TASK DATA:

******

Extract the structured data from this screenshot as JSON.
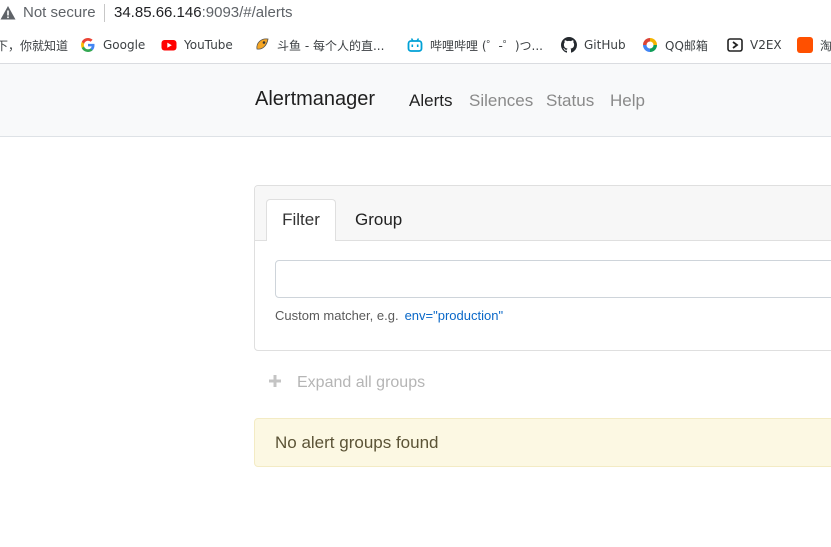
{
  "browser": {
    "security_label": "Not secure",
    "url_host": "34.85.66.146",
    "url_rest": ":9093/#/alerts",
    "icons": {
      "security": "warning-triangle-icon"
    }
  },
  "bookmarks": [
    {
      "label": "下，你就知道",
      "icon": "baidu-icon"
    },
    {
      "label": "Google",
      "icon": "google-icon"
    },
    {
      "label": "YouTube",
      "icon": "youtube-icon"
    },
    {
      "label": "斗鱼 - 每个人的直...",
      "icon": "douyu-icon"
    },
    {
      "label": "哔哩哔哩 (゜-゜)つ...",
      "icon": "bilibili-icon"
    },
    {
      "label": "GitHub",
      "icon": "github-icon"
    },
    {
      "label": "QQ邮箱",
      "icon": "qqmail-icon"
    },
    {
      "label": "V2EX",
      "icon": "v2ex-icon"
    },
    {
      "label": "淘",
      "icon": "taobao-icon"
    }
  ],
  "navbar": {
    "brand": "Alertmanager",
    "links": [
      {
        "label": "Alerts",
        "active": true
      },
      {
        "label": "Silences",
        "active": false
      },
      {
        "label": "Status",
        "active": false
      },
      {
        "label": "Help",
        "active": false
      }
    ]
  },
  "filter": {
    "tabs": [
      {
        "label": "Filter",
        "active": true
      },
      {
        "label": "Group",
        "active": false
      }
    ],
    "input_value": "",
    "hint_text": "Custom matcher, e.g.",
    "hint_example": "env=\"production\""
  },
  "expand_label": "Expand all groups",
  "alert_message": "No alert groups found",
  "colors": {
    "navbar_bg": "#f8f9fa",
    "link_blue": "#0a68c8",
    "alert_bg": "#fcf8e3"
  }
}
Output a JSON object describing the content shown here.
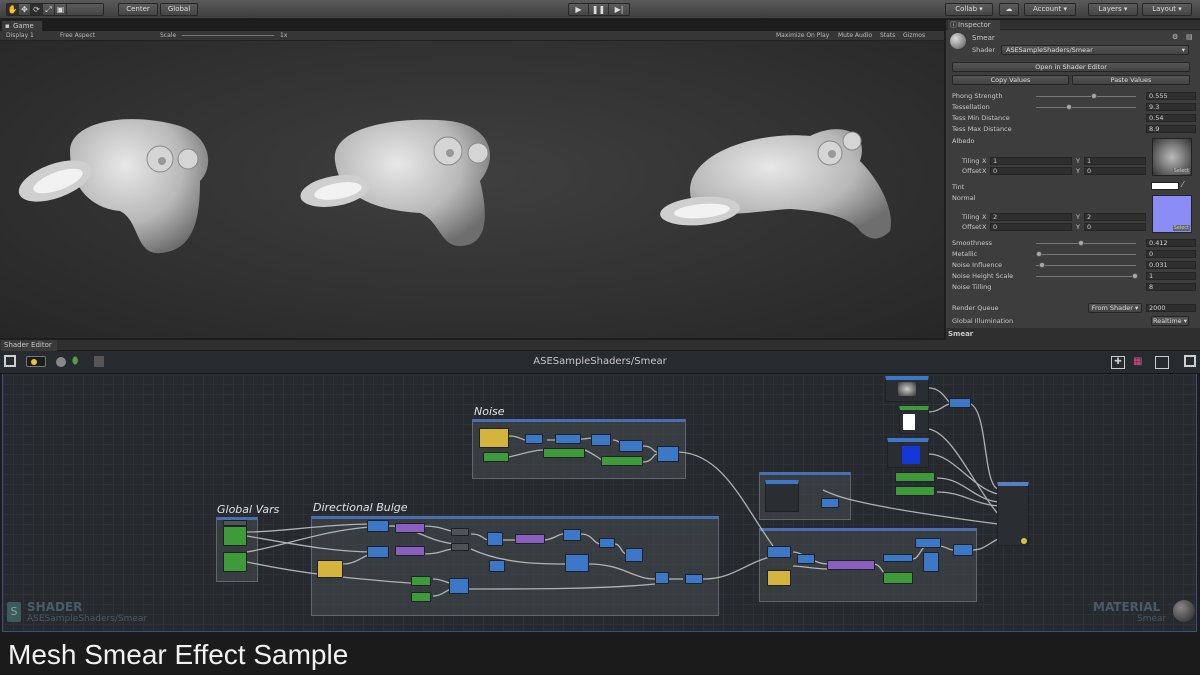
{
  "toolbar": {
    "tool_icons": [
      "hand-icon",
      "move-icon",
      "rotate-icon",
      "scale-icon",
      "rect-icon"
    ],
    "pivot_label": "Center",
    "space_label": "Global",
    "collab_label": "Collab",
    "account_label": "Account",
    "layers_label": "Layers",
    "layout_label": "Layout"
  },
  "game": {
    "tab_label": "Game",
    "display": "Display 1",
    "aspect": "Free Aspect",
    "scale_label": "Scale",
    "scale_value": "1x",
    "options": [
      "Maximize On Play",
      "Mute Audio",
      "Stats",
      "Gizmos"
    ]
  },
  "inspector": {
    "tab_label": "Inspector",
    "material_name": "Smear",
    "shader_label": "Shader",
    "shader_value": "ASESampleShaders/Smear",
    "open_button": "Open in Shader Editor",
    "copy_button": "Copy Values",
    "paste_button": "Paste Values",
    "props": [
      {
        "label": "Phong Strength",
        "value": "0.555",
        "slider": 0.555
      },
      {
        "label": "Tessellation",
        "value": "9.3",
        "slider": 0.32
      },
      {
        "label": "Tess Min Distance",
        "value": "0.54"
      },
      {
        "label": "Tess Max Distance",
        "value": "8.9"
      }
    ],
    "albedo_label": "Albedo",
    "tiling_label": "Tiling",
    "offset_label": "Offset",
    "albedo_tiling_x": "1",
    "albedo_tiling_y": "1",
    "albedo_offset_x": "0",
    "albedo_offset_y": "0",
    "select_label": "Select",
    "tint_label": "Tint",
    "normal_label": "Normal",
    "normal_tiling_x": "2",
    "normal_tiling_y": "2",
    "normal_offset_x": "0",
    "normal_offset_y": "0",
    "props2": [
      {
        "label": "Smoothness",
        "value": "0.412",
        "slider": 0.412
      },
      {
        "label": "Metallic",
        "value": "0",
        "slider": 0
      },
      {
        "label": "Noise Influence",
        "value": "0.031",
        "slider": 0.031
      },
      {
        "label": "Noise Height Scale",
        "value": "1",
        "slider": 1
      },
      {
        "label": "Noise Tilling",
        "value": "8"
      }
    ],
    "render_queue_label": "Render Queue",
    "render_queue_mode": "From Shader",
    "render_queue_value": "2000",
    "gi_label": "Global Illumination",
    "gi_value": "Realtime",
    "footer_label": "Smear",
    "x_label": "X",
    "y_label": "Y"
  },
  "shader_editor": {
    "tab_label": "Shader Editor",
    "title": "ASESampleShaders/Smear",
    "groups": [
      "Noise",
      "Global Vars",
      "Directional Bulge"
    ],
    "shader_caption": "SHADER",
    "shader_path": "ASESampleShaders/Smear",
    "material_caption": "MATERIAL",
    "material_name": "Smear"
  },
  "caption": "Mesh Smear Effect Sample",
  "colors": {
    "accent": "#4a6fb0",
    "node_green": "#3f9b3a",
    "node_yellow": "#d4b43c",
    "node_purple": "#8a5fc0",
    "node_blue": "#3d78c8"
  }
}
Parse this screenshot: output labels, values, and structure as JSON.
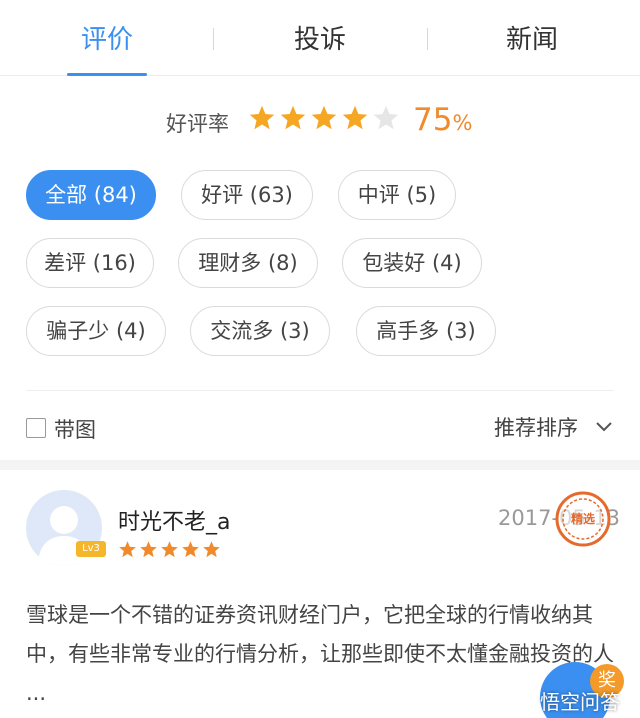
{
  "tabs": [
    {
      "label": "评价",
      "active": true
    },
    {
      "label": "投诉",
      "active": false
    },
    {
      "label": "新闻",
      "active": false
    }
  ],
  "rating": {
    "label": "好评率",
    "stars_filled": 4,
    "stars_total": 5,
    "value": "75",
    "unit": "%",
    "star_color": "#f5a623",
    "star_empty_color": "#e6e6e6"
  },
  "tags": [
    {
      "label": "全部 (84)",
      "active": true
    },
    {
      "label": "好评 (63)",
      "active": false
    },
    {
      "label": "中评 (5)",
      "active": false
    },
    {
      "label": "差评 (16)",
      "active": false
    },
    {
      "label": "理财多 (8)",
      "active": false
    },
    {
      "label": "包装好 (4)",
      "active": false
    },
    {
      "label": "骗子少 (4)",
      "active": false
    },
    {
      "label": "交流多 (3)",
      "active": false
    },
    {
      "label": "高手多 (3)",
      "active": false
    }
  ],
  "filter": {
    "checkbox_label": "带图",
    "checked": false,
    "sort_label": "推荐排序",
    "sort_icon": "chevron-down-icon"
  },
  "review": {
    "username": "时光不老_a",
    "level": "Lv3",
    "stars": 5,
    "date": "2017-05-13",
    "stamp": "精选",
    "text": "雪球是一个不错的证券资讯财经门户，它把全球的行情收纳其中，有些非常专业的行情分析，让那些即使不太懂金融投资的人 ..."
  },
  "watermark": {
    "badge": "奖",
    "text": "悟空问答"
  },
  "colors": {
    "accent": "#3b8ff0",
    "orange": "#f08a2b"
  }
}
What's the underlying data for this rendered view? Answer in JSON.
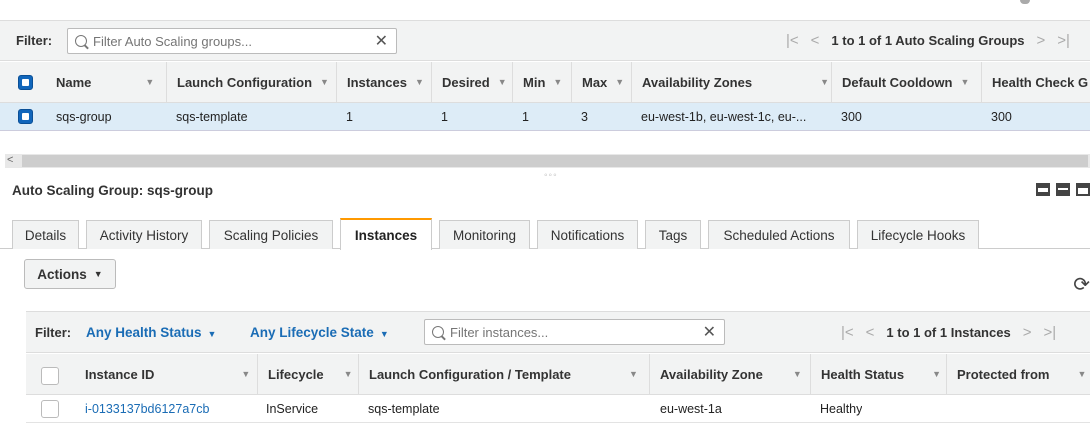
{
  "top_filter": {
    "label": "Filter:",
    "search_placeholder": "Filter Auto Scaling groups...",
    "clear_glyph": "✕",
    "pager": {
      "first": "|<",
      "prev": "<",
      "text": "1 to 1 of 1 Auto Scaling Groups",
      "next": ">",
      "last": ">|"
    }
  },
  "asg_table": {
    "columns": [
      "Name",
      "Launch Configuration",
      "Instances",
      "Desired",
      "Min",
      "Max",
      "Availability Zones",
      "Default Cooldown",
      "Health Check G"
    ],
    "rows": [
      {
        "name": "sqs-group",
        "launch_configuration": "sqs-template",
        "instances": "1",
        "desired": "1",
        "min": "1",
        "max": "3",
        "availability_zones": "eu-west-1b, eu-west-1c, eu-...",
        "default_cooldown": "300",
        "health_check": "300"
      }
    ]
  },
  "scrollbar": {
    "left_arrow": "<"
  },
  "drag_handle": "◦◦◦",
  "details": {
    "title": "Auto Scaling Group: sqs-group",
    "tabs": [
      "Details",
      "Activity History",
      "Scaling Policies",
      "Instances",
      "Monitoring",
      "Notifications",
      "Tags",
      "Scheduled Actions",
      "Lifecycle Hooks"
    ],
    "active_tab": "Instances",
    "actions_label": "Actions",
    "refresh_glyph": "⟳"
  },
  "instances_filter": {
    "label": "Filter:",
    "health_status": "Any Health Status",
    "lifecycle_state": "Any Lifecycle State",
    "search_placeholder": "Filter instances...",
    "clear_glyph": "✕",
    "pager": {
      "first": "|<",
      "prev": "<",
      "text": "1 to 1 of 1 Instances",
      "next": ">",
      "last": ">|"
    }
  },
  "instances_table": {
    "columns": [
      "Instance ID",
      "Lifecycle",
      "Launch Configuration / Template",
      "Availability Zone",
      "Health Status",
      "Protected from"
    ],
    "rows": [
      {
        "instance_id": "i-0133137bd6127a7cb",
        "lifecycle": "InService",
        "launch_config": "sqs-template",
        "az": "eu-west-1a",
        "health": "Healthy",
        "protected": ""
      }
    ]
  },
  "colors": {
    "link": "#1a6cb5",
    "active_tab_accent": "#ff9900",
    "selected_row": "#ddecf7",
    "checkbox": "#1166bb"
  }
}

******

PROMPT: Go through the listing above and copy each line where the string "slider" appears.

OUTPUT OF THE EXERCISE:
        "slider": 0.555
        "slider": 0.32
        "slider": 0.412
        "slider": 0
        "slider": 0.031
        "slider": 1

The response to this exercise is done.